  2. Bühler, J. C., Axelsson, J., Lechleitner, F. A., Fohlmeister, J., LeGrande, A. N., Midhun, M., et al. (2022). Investigating stable oxygen and carbon isotopic variability in speleothem records over the last millennium using multiple isotope-enabled climate
  3. Cheng, H., Edwards, R. L., Sinha, A., Spötl, C., Yi, L., Chen, S., et al. (2016). The Asian monsoon over the past 640,000 years and ice age terminations. Nature 534, 640–646. doi: 10.1038/nature18591.
  4. Comas-Bru, L., Harrison, S. P., Werner, M., Rehfeld, K., Scroxton, N., Veiga-Pires, C., et al. (2019). Evaluating model outputs using integrated global speleothem records of climate change since the last glacial. Clim. Past Discuss. doi: 10.5194/cp-2019-2
  5. Comas-Bru, L., Rehfeld, K., Roesch, C., Amirnezhad-Mozhdehi, S., Harrison, S. P., Atsawawaranunt, K., et al. (2020). SISALv2: A comprehensive speleothem isotope database with multiple age-depth models. Earth Syst. Sci. Data 12, 2579–2606. doi: https://doi
  6. omas-Bru, L., Rehfeld, K., Roesch, C., Amirnezhad-Mozhdehi, S., Harrison, S. P., Atsawawaranunt, K., et al. (2020). SISALv2: A comprehensive speleothem isotope database with multiple age-depth models. Earth Syst. Sci. Data 12, 2579–2606. doi: https://doi.
  7. Fohlmeister, J., Voarintsoa, N. R. G., Lechleitner, F. A., Boyd, M., Brandtstätter, S., Jacobson, M. J., et al. (2020). Main controls on the stable carbon isotope composition of speleothems.
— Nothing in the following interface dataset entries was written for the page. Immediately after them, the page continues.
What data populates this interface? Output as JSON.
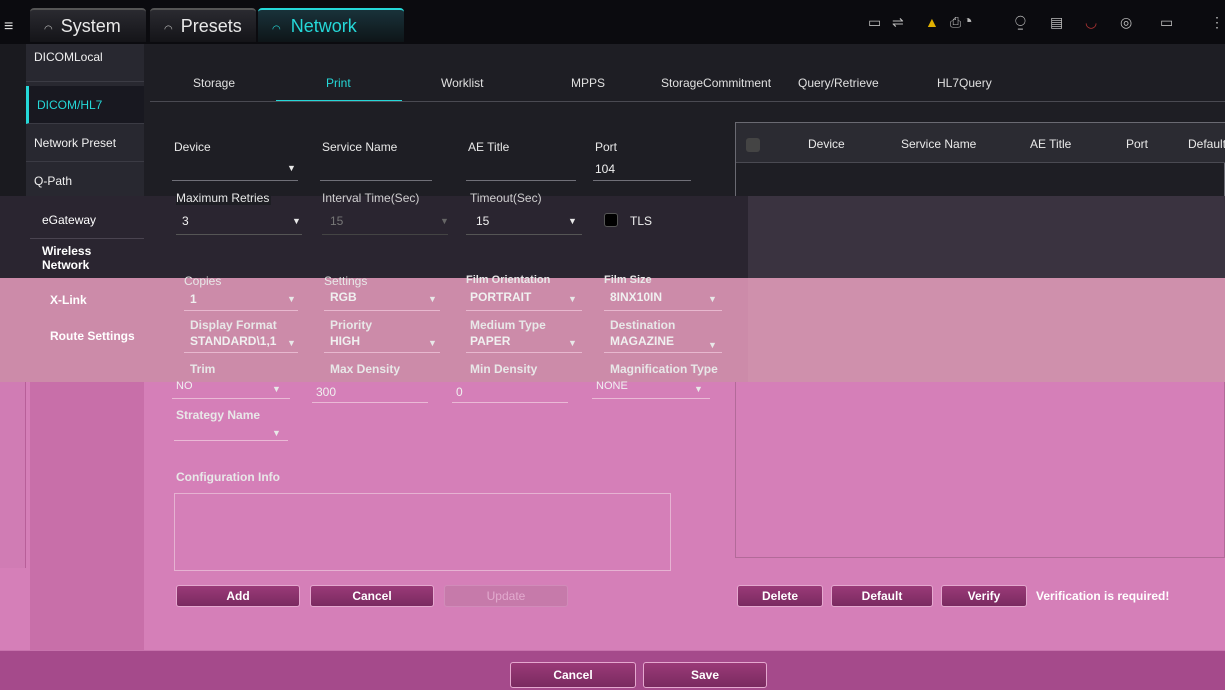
{
  "topbar": {
    "tabs": [
      {
        "label": "System"
      },
      {
        "label": "Presets"
      },
      {
        "label": "Network"
      }
    ],
    "menu_icon": "menu-icon"
  },
  "sidebar": {
    "items": [
      {
        "label": "DICOMLocal"
      },
      {
        "label": "DICOM/HL7"
      },
      {
        "label": "Network Preset"
      },
      {
        "label": "Q-Path"
      },
      {
        "label": "eGateway"
      },
      {
        "label": "Wireless Network"
      },
      {
        "label": "X-Link"
      },
      {
        "label": "Route Settings"
      }
    ]
  },
  "subtabs": [
    {
      "label": "Storage"
    },
    {
      "label": "Print"
    },
    {
      "label": "Worklist"
    },
    {
      "label": "MPPS"
    },
    {
      "label": "StorageCommitment"
    },
    {
      "label": "Query/Retrieve"
    },
    {
      "label": "HL7Query"
    }
  ],
  "form": {
    "device_label": "Device",
    "service_name_label": "Service Name",
    "ae_title_label": "AE Title",
    "port_label": "Port",
    "port_value": "104",
    "max_retries_label": "Maximum Retries",
    "max_retries_value": "3",
    "interval_label": "Interval Time(Sec)",
    "interval_value": "15",
    "timeout_label": "Timeout(Sec)",
    "timeout_value": "15",
    "tls_label": "TLS",
    "copies_label": "Copies",
    "copies_value": "1",
    "settings_label": "Settings",
    "settings_value": "RGB",
    "film_orientation_label": "Film Orientation",
    "film_orientation_value": "PORTRAIT",
    "film_size_label": "Film Size",
    "film_size_value": "8INX10IN",
    "display_format_label": "Display Format",
    "display_format_value": "STANDARD\\1,1",
    "priority_label": "Priority",
    "priority_value": "HIGH",
    "medium_type_label": "Medium Type",
    "medium_type_value": "PAPER",
    "destination_label": "Destination",
    "destination_value": "MAGAZINE",
    "trim_label": "Trim",
    "trim_value": "NO",
    "max_density_label": "Max Density",
    "max_density_value": "300",
    "min_density_label": "Min Density",
    "min_density_value": "0",
    "magnification_label": "Magnification Type",
    "magnification_value": "NONE",
    "strategy_label": "Strategy Name",
    "config_info_label": "Configuration Info"
  },
  "grid": {
    "headers": [
      "Device",
      "Service Name",
      "AE Title",
      "Port",
      "Default"
    ]
  },
  "buttons": {
    "add": "Add",
    "cancel": "Cancel",
    "update": "Update",
    "delete": "Delete",
    "default": "Default",
    "verify": "Verify",
    "verify_msg": "Verification is required!",
    "bottom_cancel": "Cancel",
    "bottom_save": "Save"
  },
  "colors": {
    "accent": "#25d8d8",
    "overlay_pink": "#d57fb8",
    "button": "#8a3070"
  }
}
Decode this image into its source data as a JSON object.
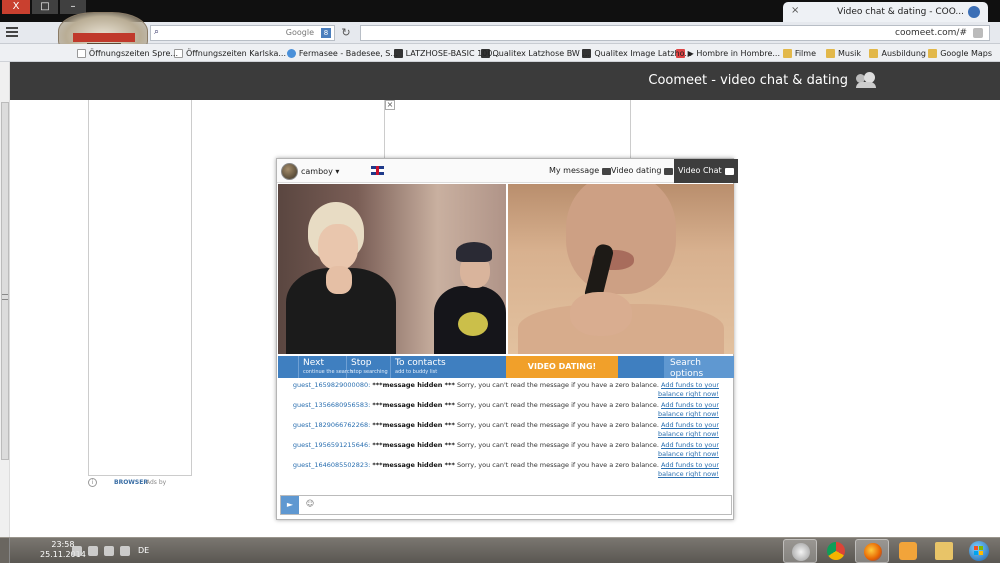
{
  "browser": {
    "tab_title": "Video chat & dating - COO...",
    "new_tab": "+",
    "window_buttons": {
      "close": "X",
      "maximize": "□",
      "minimize": "–"
    },
    "url": "coomeet.com/#",
    "search_placeholder": "Google",
    "search_badge": "8",
    "bookmarks": [
      {
        "label": "Google Maps",
        "icon": "folder"
      },
      {
        "label": "Ausbildung",
        "icon": "folder"
      },
      {
        "label": "Musik",
        "icon": "folder"
      },
      {
        "label": "Filme",
        "icon": "folder"
      },
      {
        "label": "▶ Hombre in Hombre...",
        "icon": "red"
      },
      {
        "label": "Qualitex Image Latzho...",
        "icon": "black"
      },
      {
        "label": "Qualitex Latzhose BW ...",
        "icon": "black"
      },
      {
        "label": "LATZHOSE-BASIC 100...",
        "icon": "black"
      },
      {
        "label": "Fermasee - Badesee, S...",
        "icon": "blue"
      },
      {
        "label": "Öffnungszeiten Karlska...",
        "icon": "doc"
      },
      {
        "label": "Öffnungszeiten Spre...",
        "icon": "doc"
      }
    ]
  },
  "page": {
    "title": "Coomeet - video chat & dating",
    "ad_brand": "BROWSER",
    "ad_note": "Ads by",
    "close_x": "×"
  },
  "widget": {
    "tabs": {
      "video_chat": "Video Chat",
      "video_dating": "Video dating",
      "my_message": "My message"
    },
    "username": "camboy ▾",
    "controls": {
      "search_options_big": "Search",
      "search_options_small": "options",
      "video_dating": "VIDEO DATING!",
      "to_contacts_big": "To contacts",
      "to_contacts_small": "add to buddy list",
      "stop_big": "Stop",
      "stop_small": "stop searching",
      "next_big": "Next",
      "next_small": "continue the search",
      "back": "◀◀"
    },
    "messages": [
      {
        "user": "guest_1659829000080:",
        "hidden": "***message hidden ***",
        "text": "Sorry, you can't read the message if you have a zero balance.",
        "link": "Add funds to your balance right now!"
      },
      {
        "user": "guest_1356680956583:",
        "hidden": "***message hidden ***",
        "text": "Sorry, you can't read the message if you have a zero balance.",
        "link": "Add funds to your balance right now!"
      },
      {
        "user": "guest_1829066762268:",
        "hidden": "***message hidden ***",
        "text": "Sorry, you can't read the message if you have a zero balance.",
        "link": "Add funds to your balance right now!"
      },
      {
        "user": "guest_1956591215646:",
        "hidden": "***message hidden ***",
        "text": "Sorry, you can't read the message if you have a zero balance.",
        "link": "Add funds to your balance right now!"
      },
      {
        "user": "guest_1646085502823:",
        "hidden": "***message hidden ***",
        "text": "Sorry, you can't read the message if you have a zero balance.",
        "link": "Add funds to your balance right now!"
      }
    ],
    "send": "►",
    "emoji": "☺"
  },
  "taskbar": {
    "time": "23:58",
    "date": "25.11.2014",
    "language": "DE"
  }
}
Geochim. Cosmochim. Acta 279, 67–87. doi: 10.1016/j.gca.2020.03.
  8. Goldscheider, N., Chen, Z., Auler, A. S., Bakalowicz, M., Broda, S., Drew, D., et al. (2020). Global distribution of carbonate rocks and karst water resources. Hydrogeol. J. 28, 1661–1677. doi: 10.1007/s10040-020-02139-5.
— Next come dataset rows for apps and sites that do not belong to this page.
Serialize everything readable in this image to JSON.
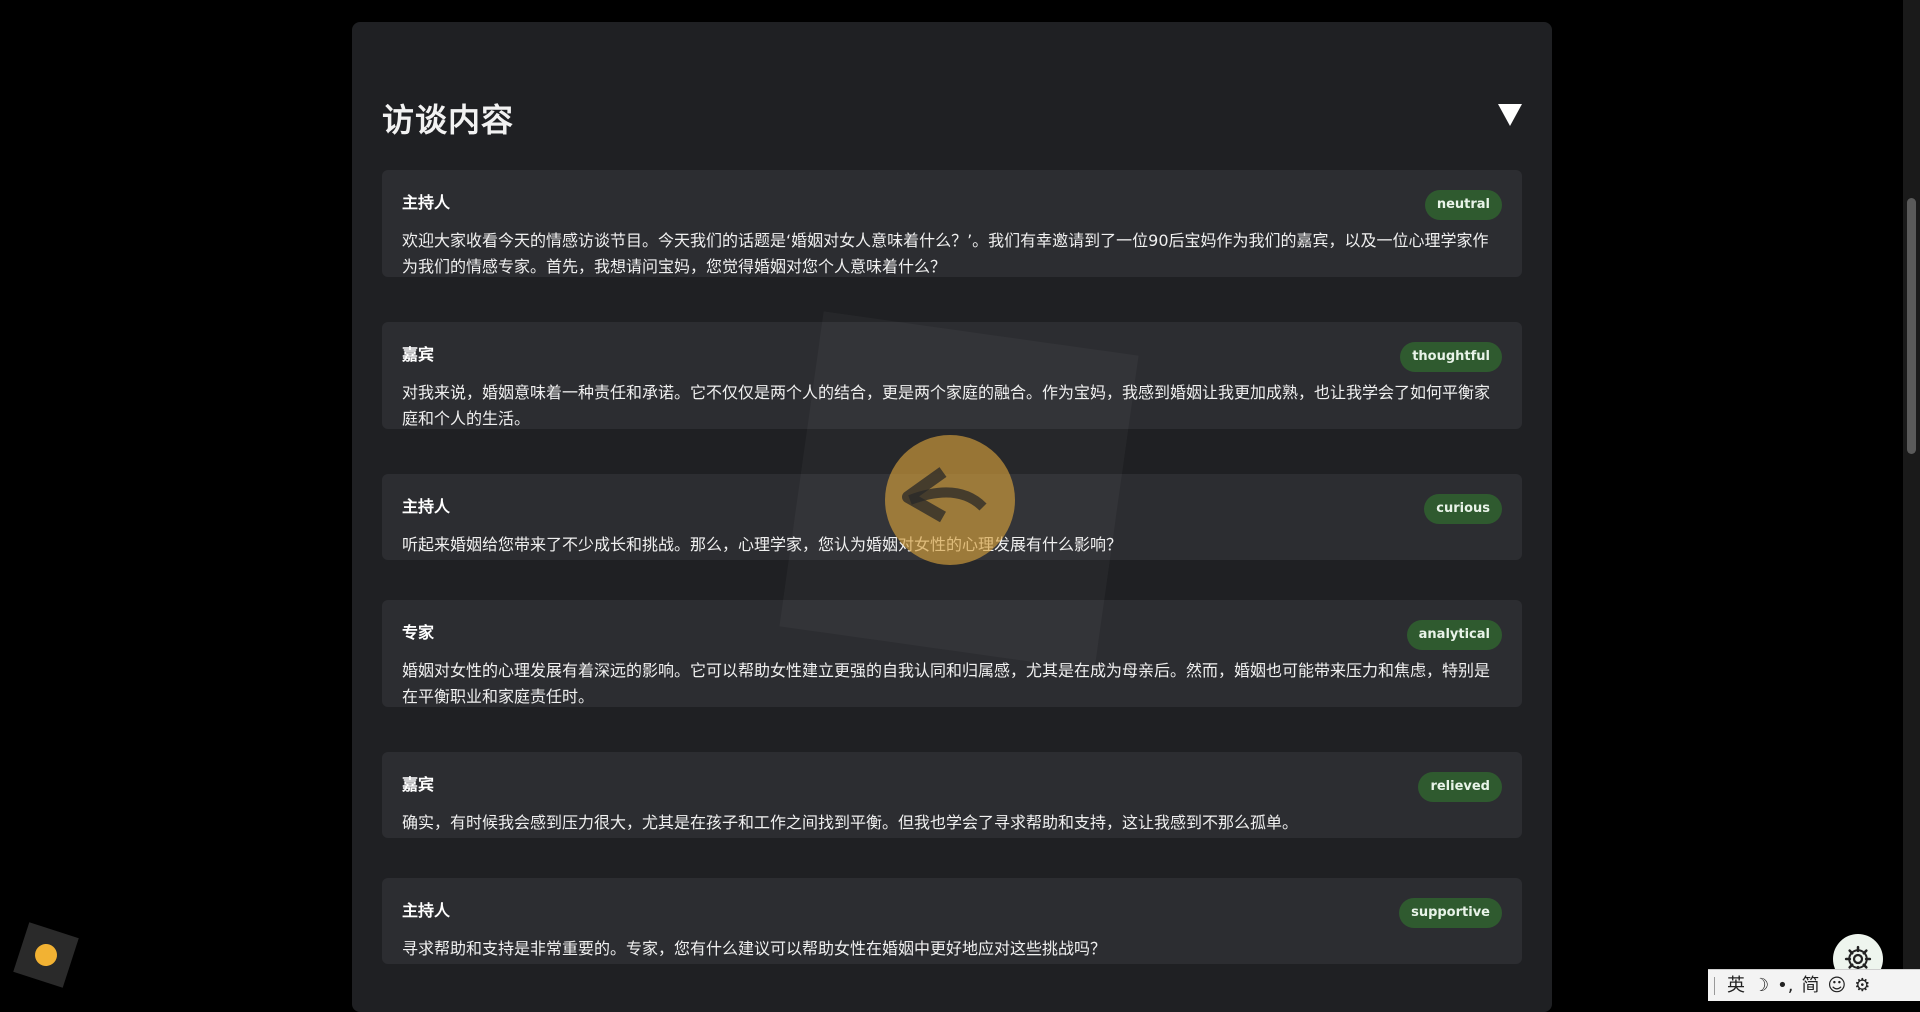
{
  "section": {
    "title": "访谈内容",
    "toggle_icon": "collapse-triangle-icon"
  },
  "dialogue": [
    {
      "speaker": "主持人",
      "tone": "neutral",
      "text": "欢迎大家收看今天的情感访谈节目。今天我们的话题是‘婚姻对女人意味着什么？’。我们有幸邀请到了一位90后宝妈作为我们的嘉宾，以及一位心理学家作为我们的情感专家。首先，我想请问宝妈，您觉得婚姻对您个人意味着什么？"
    },
    {
      "speaker": "嘉宾",
      "tone": "thoughtful",
      "text": "对我来说，婚姻意味着一种责任和承诺。它不仅仅是两个人的结合，更是两个家庭的融合。作为宝妈，我感到婚姻让我更加成熟，也让我学会了如何平衡家庭和个人的生活。"
    },
    {
      "speaker": "主持人",
      "tone": "curious",
      "text": "听起来婚姻给您带来了不少成长和挑战。那么，心理学家，您认为婚姻对女性的心理发展有什么影响？"
    },
    {
      "speaker": "专家",
      "tone": "analytical",
      "text": "婚姻对女性的心理发展有着深远的影响。它可以帮助女性建立更强的自我认同和归属感，尤其是在成为母亲后。然而，婚姻也可能带来压力和焦虑，特别是在平衡职业和家庭责任时。"
    },
    {
      "speaker": "嘉宾",
      "tone": "relieved",
      "text": "确实，有时候我会感到压力很大，尤其是在孩子和工作之间找到平衡。但我也学会了寻求帮助和支持，这让我感到不那么孤单。"
    },
    {
      "speaker": "主持人",
      "tone": "supportive",
      "text": "寻求帮助和支持是非常重要的。专家，您有什么建议可以帮助女性在婚姻中更好地应对这些挑战吗？"
    }
  ],
  "ime": {
    "lang": "英",
    "moon": "☽",
    "punct": "•,",
    "script": "简",
    "emoji": "☺",
    "gear": "⚙"
  },
  "colors": {
    "badge_bg": "#2f5a2f",
    "card_bg": "#2c2d31",
    "panel_bg": "#1f2023",
    "watermark_accent": "#d6a03c"
  }
}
  9. Moseley, G. E., Spötl, C., Brandstätter, S., Erhardt, T., Luetscher, M., and Edwards, R. L. (2020). NALPS19: sub-orbital-scale climate variability recorded in northern Alpine speleothems during the last glacial period. Clim. Past 16, 29–50. doi: 10.5194/c
  10. Parker, S. E., Harrison, S. P., Comas-Bru, L., Kaushal, N., LeGrande, A. N., and Werner, M. (2021). A data–model approach to interpreting speleothem oxygen isotope records from monsoon regions. Clim. Past 17, 1119–1138. doi: 10.5194/cp-17-1119-2021.
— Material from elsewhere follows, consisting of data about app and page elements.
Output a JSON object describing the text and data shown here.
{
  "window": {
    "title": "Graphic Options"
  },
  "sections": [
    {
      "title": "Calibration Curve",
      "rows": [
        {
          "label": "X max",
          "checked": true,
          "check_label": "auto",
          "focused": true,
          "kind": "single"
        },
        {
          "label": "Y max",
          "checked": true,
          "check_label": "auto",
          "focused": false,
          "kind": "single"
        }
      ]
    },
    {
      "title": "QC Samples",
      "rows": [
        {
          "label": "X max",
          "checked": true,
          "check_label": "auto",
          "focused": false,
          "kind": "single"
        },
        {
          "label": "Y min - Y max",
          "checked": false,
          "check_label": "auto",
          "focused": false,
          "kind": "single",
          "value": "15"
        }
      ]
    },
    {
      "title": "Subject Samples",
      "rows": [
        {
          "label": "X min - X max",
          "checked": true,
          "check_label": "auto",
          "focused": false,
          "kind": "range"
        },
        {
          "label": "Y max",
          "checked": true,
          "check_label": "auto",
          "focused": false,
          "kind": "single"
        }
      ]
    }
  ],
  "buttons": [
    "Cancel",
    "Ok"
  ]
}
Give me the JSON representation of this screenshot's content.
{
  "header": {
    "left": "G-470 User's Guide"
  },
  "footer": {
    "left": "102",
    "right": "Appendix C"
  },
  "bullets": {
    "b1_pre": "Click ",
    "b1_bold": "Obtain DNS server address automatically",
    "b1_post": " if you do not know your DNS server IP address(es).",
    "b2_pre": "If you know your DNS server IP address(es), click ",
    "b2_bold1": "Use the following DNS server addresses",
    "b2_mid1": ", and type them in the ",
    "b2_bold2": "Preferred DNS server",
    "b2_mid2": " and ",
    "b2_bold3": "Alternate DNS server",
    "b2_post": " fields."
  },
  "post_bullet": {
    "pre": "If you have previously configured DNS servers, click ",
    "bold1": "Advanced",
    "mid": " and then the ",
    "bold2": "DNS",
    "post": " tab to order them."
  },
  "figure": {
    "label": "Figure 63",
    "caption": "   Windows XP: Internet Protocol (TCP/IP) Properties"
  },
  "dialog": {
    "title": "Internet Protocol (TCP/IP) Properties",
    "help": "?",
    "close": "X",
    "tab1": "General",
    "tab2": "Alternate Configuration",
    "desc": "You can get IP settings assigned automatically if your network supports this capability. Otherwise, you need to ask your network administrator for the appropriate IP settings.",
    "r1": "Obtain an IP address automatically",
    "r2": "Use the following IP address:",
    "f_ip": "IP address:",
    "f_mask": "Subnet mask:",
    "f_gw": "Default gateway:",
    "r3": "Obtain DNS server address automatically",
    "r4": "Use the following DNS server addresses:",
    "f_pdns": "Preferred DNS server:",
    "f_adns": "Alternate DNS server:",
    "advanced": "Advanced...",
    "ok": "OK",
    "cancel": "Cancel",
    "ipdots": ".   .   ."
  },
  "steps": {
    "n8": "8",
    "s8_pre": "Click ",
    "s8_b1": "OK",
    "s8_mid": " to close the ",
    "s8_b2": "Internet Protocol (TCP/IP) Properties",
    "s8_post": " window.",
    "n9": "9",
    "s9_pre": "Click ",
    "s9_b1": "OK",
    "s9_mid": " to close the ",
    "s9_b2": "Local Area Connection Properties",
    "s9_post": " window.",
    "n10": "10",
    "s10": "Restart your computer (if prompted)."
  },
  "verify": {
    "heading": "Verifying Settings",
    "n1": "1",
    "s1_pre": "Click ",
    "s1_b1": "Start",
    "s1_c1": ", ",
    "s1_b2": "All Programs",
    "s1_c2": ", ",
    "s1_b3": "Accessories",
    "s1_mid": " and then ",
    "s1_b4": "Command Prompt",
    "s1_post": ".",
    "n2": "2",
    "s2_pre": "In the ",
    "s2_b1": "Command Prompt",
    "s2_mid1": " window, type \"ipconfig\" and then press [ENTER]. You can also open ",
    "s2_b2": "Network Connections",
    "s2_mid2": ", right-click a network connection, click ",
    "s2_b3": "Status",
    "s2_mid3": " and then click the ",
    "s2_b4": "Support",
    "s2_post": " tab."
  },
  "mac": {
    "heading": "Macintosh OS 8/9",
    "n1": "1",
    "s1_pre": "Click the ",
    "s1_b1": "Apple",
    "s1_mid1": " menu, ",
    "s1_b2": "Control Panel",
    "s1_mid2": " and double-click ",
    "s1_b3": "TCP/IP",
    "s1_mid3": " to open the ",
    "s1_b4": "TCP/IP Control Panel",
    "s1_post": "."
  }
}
  11. Ridley, H. E., Asmerom, Y., Baldini, J. U. L., Breitenbach, S. F. M., Aquino, V. V., Prufer, K. M., et al. (2015). Aerosol forcing of the position of the intertropical convergence zone since AD 1550. Nat. Geosci. 8, 195–200. doi: 10.1038/ngeo2353.
  12. Treble, P. C., Baker, A., Abram, N. J., Hellstrom, J. C., Crawford, J., Gagan, M. K., et al. (2022). Ubiquitous karst hydrological control on speleothem oxygen isotope variability in a global study. Commun. Earth Environ. 3, 1–10. doi: 10.1038/s43247-022-